**Exercise goal**: Each line in the data holding "this" should be listed.

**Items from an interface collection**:
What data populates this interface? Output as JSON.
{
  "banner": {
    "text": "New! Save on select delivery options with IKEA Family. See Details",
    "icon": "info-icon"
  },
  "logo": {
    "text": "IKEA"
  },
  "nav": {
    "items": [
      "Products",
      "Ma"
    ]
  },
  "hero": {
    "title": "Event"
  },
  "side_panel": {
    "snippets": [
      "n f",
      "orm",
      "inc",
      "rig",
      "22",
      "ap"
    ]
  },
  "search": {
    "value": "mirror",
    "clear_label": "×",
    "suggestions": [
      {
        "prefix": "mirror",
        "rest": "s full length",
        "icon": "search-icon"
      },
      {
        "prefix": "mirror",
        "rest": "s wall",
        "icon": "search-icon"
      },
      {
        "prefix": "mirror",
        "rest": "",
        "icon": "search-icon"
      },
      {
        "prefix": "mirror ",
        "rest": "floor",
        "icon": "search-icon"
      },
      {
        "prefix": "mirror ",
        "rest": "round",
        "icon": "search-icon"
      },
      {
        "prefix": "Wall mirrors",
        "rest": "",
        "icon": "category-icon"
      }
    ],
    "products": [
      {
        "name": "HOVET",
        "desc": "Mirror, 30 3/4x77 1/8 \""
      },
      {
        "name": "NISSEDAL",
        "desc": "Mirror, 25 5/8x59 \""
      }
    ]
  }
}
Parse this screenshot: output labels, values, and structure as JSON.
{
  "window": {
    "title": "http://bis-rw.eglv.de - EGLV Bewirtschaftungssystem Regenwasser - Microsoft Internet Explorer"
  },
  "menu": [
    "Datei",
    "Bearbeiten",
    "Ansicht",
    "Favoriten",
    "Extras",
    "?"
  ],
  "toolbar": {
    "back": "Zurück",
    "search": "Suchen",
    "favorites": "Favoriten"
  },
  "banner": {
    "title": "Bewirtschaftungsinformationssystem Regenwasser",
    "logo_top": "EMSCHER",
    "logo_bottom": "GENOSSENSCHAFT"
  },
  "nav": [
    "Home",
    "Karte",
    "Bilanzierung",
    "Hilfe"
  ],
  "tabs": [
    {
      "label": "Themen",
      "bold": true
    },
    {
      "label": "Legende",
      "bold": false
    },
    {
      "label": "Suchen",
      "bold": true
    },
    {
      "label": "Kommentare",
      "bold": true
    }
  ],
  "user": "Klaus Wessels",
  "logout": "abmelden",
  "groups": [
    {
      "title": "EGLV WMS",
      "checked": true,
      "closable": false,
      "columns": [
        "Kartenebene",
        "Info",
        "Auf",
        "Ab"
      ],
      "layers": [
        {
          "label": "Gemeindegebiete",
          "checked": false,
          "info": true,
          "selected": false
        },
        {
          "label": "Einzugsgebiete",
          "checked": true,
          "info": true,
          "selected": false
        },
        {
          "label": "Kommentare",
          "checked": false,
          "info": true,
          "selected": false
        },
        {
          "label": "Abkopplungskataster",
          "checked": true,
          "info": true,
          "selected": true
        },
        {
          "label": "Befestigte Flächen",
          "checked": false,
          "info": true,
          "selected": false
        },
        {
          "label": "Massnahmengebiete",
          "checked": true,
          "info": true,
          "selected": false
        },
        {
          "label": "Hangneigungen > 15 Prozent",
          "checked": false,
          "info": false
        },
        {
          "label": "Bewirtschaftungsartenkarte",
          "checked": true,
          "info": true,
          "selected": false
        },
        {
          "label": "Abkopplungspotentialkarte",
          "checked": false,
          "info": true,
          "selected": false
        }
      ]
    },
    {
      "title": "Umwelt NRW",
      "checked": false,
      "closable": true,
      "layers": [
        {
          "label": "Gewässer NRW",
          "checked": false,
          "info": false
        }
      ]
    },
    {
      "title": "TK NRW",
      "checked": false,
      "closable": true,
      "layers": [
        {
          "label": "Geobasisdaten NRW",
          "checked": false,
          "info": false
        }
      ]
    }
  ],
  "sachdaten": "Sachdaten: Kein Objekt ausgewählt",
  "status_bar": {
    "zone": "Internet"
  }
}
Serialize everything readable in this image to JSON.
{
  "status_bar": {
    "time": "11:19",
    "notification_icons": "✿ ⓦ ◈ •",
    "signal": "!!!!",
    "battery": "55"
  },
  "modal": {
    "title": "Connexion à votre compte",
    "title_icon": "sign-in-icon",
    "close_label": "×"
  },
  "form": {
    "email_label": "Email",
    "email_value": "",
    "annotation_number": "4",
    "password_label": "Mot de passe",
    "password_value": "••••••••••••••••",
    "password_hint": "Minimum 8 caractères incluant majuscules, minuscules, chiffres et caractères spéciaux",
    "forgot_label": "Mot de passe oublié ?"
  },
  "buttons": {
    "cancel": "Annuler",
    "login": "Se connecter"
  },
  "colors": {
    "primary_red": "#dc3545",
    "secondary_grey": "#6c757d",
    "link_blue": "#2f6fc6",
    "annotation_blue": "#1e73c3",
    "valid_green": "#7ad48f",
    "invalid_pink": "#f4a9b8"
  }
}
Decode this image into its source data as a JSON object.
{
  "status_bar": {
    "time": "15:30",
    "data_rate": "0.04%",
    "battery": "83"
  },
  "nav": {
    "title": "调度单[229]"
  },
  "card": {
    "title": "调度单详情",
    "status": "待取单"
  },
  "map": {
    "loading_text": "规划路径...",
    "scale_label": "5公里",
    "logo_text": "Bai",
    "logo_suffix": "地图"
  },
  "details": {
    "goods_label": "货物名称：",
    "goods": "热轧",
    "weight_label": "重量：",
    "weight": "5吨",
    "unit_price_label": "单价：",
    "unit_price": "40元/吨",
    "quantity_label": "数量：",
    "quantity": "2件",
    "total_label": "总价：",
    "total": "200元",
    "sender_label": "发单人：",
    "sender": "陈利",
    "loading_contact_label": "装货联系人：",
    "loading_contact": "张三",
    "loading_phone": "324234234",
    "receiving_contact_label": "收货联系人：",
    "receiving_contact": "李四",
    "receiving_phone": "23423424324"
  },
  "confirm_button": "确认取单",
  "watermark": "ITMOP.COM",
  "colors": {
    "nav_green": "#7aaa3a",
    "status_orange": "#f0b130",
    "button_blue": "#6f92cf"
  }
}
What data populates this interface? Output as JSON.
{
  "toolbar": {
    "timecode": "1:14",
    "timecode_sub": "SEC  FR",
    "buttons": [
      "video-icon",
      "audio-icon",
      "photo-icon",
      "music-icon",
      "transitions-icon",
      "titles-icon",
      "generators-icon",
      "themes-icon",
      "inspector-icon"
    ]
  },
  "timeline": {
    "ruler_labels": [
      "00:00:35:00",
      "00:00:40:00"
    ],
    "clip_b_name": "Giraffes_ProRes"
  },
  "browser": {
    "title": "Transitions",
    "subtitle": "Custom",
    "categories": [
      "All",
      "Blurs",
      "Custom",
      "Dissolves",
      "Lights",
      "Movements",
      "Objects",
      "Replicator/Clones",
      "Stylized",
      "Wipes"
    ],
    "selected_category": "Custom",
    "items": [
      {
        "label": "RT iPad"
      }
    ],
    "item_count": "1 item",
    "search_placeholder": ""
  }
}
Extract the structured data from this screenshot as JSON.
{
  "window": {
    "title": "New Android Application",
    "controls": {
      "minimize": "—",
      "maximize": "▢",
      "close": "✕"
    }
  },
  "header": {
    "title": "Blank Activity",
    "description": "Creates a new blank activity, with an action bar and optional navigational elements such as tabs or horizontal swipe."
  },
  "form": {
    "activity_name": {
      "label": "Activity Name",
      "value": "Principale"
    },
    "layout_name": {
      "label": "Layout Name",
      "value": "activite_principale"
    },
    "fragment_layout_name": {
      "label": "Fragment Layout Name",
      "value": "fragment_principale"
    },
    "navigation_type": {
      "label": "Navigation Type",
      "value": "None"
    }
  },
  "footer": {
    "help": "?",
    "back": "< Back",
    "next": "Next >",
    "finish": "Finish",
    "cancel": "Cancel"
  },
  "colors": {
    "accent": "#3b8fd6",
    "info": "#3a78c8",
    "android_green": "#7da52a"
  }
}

**Reply**:
What data populates this interface? Output as JSON.
Parse this screenshot: output labels, values, and structure as JSON.
Serialize everything readable in this image to JSON.
Decode this image into its source data as a JSON object.
What data populates this interface? Output as JSON.
Extract the structured data from this screenshot as JSON.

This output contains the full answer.